So far I’d say the new Lake House is off to a fantastic start. Can’t wait to come back for another paddle and dig into more of the menu.
Posted on July 23, 2015
“Luna Gale” is the best play I’ve seen New Century Theatre perform in the five years I’ve been enjoying their annual summer slate of shows at Smith College’s Mendenhall Center for the Performing Arts. From start to finish, we were transfixed by the fast-paced dialogue, spot-on characters, and the impressive four-sided rotating set that provided realistic rooms, shifting between a social worker’s office, a home kitchen, a break room and a shabby apartment. There were two other sets on either side, creating rich and realistic environments in which to unfold this complicated and riveting story about a custody battle for an infant named Luna Gale between a mother and her teenage daughter.
Playwright Rebecca Gilman is famous for her on-the-money accurate dialogue–she works in the acronyms, the jargon, and most importantly, the attitudes of the parties involved with such ease that the dialogue almost didn’t seem scripted.
Those in the audience in the social work field agreed at a talkback after the show that the premise, the actions and the conflicts ran true to their experiences in the challenging world of custody battles. Nothing was clear cut, there was no easy answer, and it would have taken a wiser man than Solomon to decide which outcome would be best. But the inherent issue was that everyone in the play has an agenda.
The play begins with Karlie (Ashley Malloy) and Peter (Connor Paradis) waiting in the emergency room with their baby being treated for problems that come from parental neglect.

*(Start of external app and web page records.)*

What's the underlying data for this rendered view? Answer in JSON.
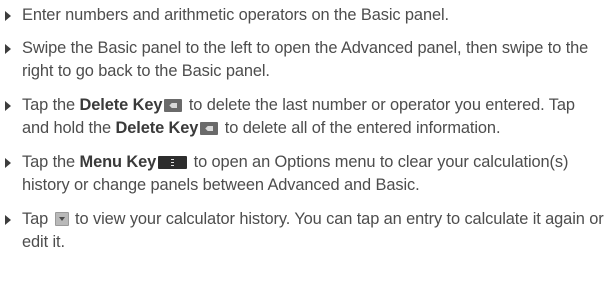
{
  "instructions": [
    {
      "text": "Enter numbers and arithmetic operators on the Basic panel."
    },
    {
      "text": "Swipe the Basic panel to the left to open the Advanced panel, then swipe to the right to go back to the Basic panel."
    },
    {
      "part1": "Tap the ",
      "key": "Delete Key",
      "part2": " to delete the last number or operator you entered. Tap and hold the ",
      "key2": "Delete Key",
      "part3": " to delete all of the entered information.",
      "icon": "delete-key-icon"
    },
    {
      "part1": "Tap the ",
      "key": "Menu Key",
      "part2": " to open an Options menu to clear your calculation(s) history or change panels between Advanced and Basic.",
      "icon": "menu-key-icon"
    },
    {
      "part1": "Tap ",
      "part2": " to view your calculator history. You can tap an entry to calculate it again or edit it.",
      "icon": "history-dropdown-icon"
    }
  ]
}
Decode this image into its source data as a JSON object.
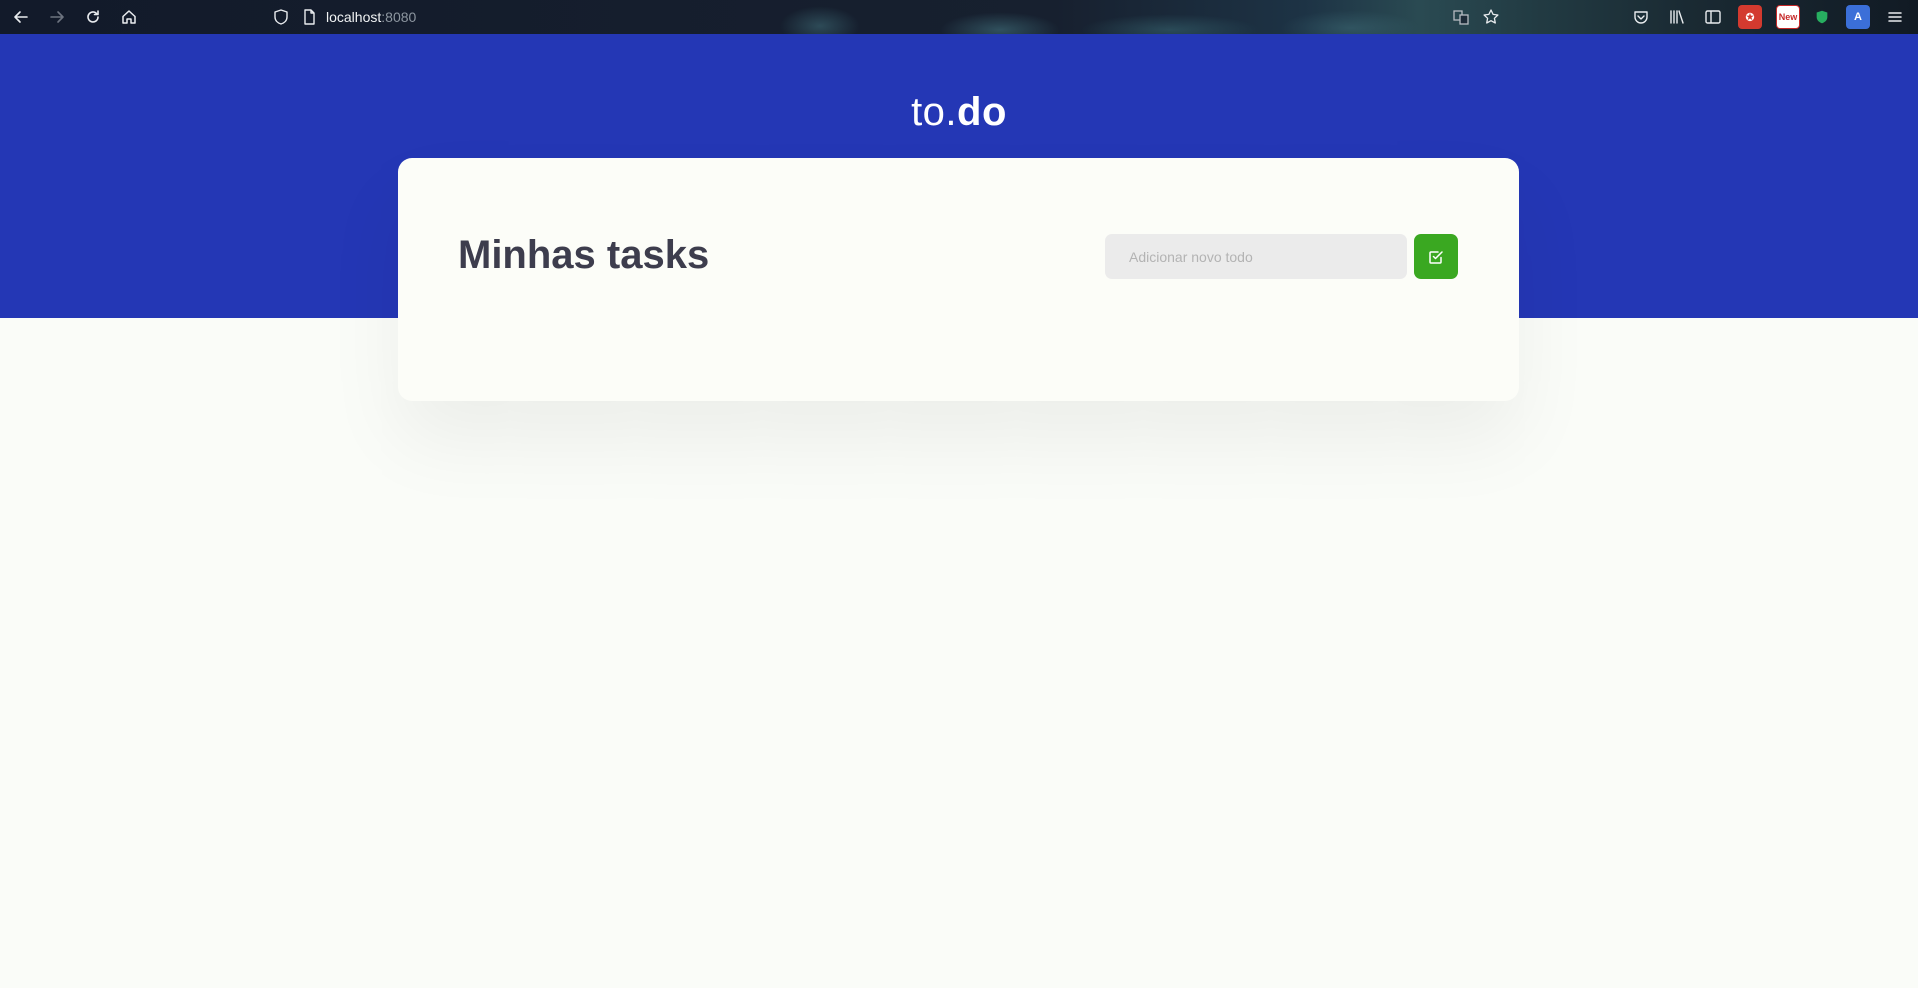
{
  "browser": {
    "url_host": "localhost",
    "url_port": ":8080",
    "new_badge": "New"
  },
  "header": {
    "logo_light": "to.",
    "logo_bold": "do"
  },
  "tasks": {
    "title": "Minhas tasks",
    "new_todo_placeholder": "Adicionar novo todo",
    "new_todo_value": ""
  },
  "colors": {
    "header_blue": "#2437b5",
    "add_button_green": "#3aa821",
    "title_text": "#3d3d4d"
  },
  "icons": {
    "add_button": "check-square-icon"
  }
}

Peter is slumped over and obviously on drugs, and Karlie is fantastically irritated as they wait, and then Caroline, (Cate Damon) the social worker, emerges with bad news. They’re obviously not suitable parents, and we watch as they learn that they are losing their child. The scene switches (with the use of the rotating set, a whole new room is swung into place) to Cindy, (Sue Dziura) Carly’s mother’s apartment.
We learn of her desire to gain full custody and then we begin to get a feeling about who she is. As the actors said afterward, what’s worse–a evangelical Christian or a meth addict? Sadly, in our Universe that’s a Hobson’s Choice, and we follow a complicated series of scenes that reveal each character’s own agenda. For Caroline, it’s a matter of what she thinks should happen, affected by her own terrible childhood memories of abuse. She uses her knowledge of how to work the system to achieve her goal.
But it’s not all smooth sailing, as her boss, Cliff, (Greg Alexander) pushes back since he is friends with her pastor, and shares his Christian beliefs. While Cindy and the pastor talk of the Rapture, and Karlie fails her drug test, there are so many reasons why each of them both do and don’t deserve to have custody. But there is goodness that we see in Peter, which makes it all the more complicated.
Each of these actors are both believable and honest, they are able to evoke true empathy from the audience and they make their cases strongly. Stand outs were Cate Damon’s exasperated social worker Caroline, who is in nearly every scene, and Cliff, who serves up a perfect rendering of the bureaucrat looking to make District Manager while battling with Caroline his challenging employee. Karlie and Peter nail their late teenaged dialogue perfectly. This show kept everyone on their seat’s edge, and with dialogue like this, that’s no wonder. Highly recommended.
Luna Gale continues through July 25 at Smith College’s Mendenhall Center for the Performing Arts. Tickets at www.newcenturytheatre.org 413-585-3220.